Task goal: The required output is all lines below that contain the word "联系方式".

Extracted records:

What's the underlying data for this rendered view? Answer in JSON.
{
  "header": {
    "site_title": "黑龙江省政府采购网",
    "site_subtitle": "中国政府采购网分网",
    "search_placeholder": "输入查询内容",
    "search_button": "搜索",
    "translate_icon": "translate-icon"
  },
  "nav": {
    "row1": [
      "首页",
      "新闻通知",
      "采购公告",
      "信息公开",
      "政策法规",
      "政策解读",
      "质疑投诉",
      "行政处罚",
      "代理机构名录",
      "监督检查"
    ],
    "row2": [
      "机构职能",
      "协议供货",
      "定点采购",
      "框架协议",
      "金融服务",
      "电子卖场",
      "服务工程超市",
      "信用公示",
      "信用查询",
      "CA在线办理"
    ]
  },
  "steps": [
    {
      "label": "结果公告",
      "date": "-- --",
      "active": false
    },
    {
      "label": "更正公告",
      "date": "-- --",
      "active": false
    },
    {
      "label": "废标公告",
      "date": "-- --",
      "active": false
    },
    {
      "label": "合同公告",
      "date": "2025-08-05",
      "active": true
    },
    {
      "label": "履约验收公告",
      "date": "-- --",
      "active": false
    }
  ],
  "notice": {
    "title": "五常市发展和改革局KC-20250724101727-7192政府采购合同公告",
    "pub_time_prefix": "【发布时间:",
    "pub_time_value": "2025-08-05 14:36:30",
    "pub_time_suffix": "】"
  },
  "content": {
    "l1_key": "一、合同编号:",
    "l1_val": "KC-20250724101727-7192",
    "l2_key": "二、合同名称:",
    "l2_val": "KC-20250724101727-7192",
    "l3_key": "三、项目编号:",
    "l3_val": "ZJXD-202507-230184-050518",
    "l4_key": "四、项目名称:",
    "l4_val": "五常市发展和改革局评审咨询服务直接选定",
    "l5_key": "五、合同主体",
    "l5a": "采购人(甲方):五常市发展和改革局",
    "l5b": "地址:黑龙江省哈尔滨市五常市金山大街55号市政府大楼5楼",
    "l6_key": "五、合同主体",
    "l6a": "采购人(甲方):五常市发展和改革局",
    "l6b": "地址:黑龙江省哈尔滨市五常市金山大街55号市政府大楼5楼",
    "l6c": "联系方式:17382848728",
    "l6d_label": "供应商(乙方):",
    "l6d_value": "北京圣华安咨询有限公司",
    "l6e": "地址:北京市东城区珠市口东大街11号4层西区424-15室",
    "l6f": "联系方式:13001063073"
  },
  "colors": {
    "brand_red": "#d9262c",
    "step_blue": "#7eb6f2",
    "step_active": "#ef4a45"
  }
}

Expected answer:
    "l6c": "联系方式:17382848728",
    "l6f": "联系方式:13001063073"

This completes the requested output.